- WHAT TO PRODUCE
Determine the number of lines in the data below that hold "JSON"; give nothing but that number.

- DATA PROVIDED
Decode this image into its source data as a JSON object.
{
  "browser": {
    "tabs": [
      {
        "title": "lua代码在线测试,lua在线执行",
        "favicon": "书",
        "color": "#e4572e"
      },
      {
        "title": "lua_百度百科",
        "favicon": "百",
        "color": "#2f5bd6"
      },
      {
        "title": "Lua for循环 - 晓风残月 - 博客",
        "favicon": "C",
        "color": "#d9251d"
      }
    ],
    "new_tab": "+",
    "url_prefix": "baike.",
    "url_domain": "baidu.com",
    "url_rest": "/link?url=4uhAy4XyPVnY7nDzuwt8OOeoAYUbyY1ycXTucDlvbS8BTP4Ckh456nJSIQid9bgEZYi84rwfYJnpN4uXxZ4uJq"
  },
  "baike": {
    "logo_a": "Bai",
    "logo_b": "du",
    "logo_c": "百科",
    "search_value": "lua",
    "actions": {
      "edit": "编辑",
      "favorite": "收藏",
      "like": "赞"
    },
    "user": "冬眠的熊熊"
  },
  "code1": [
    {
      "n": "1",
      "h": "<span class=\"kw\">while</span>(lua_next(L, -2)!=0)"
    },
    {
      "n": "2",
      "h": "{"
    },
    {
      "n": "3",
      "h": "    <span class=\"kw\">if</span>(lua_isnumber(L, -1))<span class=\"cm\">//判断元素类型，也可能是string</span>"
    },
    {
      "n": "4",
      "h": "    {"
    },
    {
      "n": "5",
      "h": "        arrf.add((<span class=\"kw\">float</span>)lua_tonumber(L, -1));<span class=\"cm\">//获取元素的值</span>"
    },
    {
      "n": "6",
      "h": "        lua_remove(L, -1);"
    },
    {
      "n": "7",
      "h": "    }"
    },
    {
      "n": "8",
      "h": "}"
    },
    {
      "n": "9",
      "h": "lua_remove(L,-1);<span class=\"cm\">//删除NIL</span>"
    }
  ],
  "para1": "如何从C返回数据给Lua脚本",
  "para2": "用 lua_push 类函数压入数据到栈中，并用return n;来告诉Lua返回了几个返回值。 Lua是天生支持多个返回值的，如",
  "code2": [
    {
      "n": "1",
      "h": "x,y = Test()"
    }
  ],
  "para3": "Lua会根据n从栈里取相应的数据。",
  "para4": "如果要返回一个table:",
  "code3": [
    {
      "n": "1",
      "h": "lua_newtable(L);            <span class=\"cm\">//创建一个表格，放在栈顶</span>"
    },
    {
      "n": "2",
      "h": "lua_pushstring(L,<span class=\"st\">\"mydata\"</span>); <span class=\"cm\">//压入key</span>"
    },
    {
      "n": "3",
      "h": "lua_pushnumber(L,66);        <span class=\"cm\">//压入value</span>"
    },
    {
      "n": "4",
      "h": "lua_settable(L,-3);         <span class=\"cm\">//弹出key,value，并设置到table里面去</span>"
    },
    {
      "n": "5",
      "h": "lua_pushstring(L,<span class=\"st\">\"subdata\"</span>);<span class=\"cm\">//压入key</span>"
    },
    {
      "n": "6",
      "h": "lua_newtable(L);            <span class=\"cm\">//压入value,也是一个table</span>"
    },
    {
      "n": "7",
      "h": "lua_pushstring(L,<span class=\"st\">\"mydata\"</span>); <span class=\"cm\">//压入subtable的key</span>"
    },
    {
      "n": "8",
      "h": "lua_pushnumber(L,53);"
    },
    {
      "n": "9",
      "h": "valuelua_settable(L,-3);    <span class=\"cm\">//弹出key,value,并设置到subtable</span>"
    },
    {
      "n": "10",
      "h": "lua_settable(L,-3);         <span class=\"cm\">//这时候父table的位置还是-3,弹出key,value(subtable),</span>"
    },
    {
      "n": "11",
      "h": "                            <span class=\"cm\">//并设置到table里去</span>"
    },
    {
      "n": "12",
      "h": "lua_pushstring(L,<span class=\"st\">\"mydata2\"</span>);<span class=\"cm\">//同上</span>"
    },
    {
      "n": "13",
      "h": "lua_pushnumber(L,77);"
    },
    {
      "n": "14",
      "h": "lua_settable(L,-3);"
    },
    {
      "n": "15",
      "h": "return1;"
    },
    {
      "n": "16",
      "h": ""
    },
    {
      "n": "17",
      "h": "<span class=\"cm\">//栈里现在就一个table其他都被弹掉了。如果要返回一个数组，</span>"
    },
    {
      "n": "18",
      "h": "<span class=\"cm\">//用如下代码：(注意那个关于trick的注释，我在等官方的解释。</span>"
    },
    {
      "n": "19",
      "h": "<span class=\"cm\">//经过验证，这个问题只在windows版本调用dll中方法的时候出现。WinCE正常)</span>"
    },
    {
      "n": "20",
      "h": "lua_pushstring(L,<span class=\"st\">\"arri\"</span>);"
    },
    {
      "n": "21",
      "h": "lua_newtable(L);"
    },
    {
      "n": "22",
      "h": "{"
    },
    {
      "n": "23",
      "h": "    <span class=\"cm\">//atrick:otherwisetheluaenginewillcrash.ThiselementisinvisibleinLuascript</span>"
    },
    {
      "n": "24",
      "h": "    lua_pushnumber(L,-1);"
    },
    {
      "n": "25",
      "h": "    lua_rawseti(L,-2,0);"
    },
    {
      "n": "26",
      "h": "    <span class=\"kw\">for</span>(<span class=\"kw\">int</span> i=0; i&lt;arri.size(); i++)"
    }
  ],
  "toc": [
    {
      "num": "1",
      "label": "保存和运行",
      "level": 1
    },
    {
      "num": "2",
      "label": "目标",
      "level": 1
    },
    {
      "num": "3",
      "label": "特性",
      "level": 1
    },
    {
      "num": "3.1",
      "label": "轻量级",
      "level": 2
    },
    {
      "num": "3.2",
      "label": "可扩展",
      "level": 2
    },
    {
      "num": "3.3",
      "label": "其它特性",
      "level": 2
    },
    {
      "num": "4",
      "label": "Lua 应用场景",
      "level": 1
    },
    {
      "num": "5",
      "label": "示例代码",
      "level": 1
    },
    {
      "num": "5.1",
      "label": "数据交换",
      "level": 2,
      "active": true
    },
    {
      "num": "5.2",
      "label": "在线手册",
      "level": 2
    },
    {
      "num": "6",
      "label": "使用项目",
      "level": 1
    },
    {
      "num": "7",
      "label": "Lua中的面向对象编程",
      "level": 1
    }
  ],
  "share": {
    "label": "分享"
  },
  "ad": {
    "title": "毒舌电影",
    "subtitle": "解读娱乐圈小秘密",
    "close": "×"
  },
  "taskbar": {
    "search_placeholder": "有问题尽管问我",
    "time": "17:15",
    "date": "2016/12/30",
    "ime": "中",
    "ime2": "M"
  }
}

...

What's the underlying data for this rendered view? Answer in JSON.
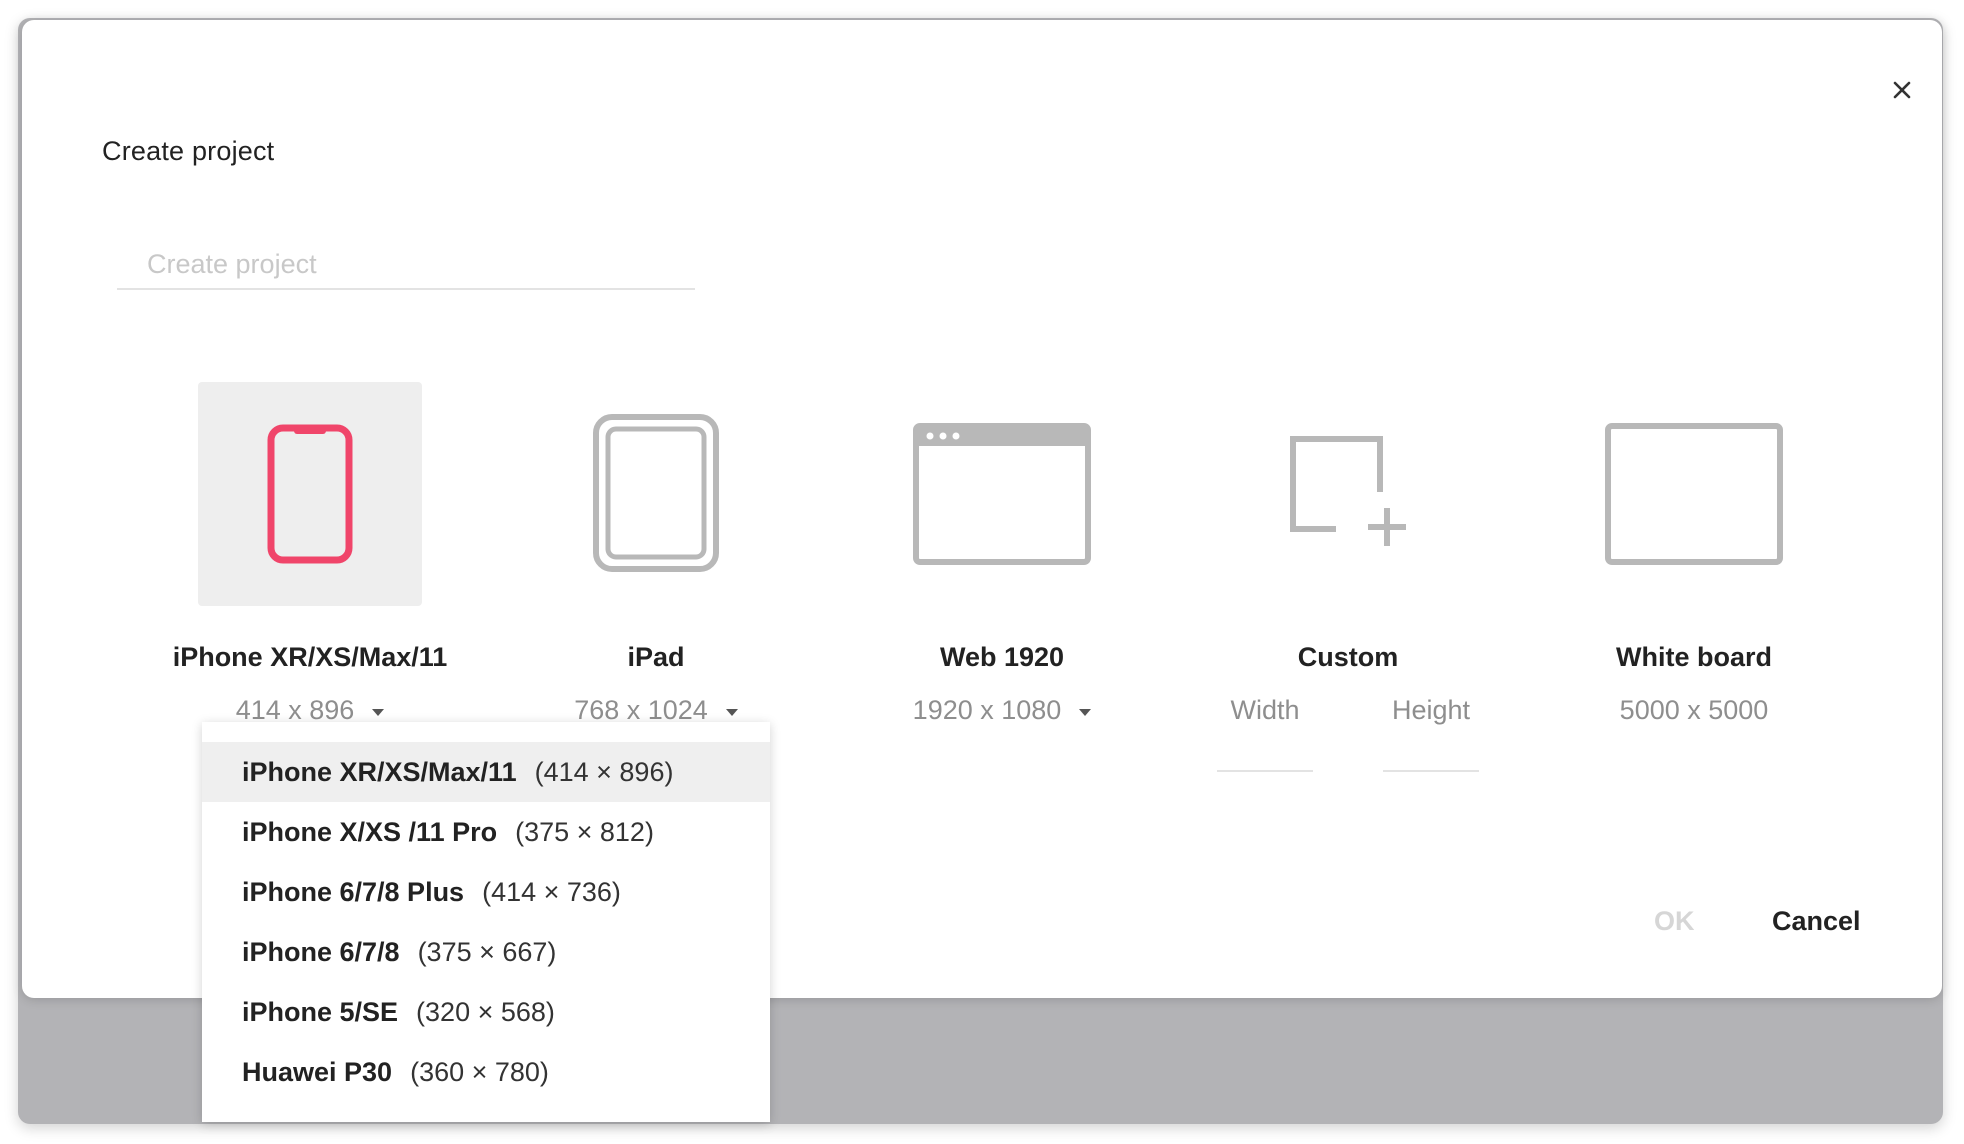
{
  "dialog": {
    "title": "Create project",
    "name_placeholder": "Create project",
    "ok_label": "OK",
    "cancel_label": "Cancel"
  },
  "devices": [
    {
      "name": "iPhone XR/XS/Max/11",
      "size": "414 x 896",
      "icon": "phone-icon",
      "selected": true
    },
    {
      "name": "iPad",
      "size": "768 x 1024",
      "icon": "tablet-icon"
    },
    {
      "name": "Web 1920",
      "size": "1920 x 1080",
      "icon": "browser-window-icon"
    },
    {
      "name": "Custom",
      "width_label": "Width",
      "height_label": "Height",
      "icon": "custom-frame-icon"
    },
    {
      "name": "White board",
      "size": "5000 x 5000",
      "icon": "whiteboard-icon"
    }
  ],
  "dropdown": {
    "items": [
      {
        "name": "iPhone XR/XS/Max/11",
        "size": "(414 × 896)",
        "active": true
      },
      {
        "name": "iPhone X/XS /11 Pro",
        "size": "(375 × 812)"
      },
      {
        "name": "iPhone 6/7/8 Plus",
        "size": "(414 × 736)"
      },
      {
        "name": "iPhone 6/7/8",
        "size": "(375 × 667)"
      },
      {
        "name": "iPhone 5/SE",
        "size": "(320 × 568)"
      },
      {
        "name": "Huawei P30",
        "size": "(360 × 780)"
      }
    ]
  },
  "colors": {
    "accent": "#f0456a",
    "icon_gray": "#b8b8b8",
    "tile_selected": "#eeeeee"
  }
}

- SOLUTION BELOW
2